_EXTRACTED INFORMATION:_

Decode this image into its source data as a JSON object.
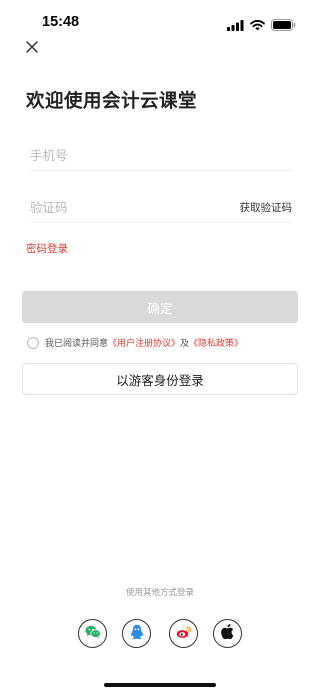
{
  "status_bar": {
    "time": "15:48",
    "icons": [
      "cellular-signal-icon",
      "wifi-icon",
      "battery-icon"
    ]
  },
  "header": {
    "close_icon": "close-icon",
    "title": "欢迎使用会计云课堂"
  },
  "form": {
    "phone_placeholder": "手机号",
    "phone_value": "",
    "code_placeholder": "验证码",
    "code_value": "",
    "get_code_label": "获取验证码",
    "password_login_label": "密码登录"
  },
  "actions": {
    "confirm_label": "确定",
    "guest_login_label": "以游客身份登录"
  },
  "agreement": {
    "checked": false,
    "prefix": "我已阅读并同意",
    "user_agreement": "《用户注册协议》",
    "conjunction": "及",
    "privacy_policy": "《隐私政策》"
  },
  "other_login": {
    "label": "使用其他方式登录",
    "providers": [
      "wechat-icon",
      "qq-icon",
      "weibo-icon",
      "apple-icon"
    ]
  },
  "colors": {
    "accent_red": "#d2413a",
    "disabled_button": "#d9d9d9",
    "placeholder": "#b9b9b9",
    "wechat_green": "#2aae67",
    "qq_blue": "#2b8fe6",
    "weibo_red": "#e6162d"
  }
}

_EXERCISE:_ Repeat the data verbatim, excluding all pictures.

_ANSWER BOX:_
Decode this image into its source data as a JSON object.
{
  "status_bar": {
    "time": "15:48",
    "icons": [
      "cellular-signal-icon",
      "wifi-icon",
      "battery-icon"
    ]
  },
  "header": {
    "close_icon": "close-icon",
    "title": "欢迎使用会计云课堂"
  },
  "form": {
    "phone_placeholder": "手机号",
    "phone_value": "",
    "code_placeholder": "验证码",
    "code_value": "",
    "get_code_label": "获取验证码",
    "password_login_label": "密码登录"
  },
  "actions": {
    "confirm_label": "确定",
    "guest_login_label": "以游客身份登录"
  },
  "agreement": {
    "checked": false,
    "prefix": "我已阅读并同意",
    "user_agreement": "《用户注册协议》",
    "conjunction": "及",
    "privacy_policy": "《隐私政策》"
  },
  "other_login": {
    "label": "使用其他方式登录",
    "providers": [
      "wechat-icon",
      "qq-icon",
      "weibo-icon",
      "apple-icon"
    ]
  },
  "colors": {
    "accent_red": "#d2413a",
    "disabled_button": "#d9d9d9",
    "placeholder": "#b9b9b9",
    "wechat_green": "#2aae67",
    "qq_blue": "#2b8fe6",
    "weibo_red": "#e6162d"
  }
}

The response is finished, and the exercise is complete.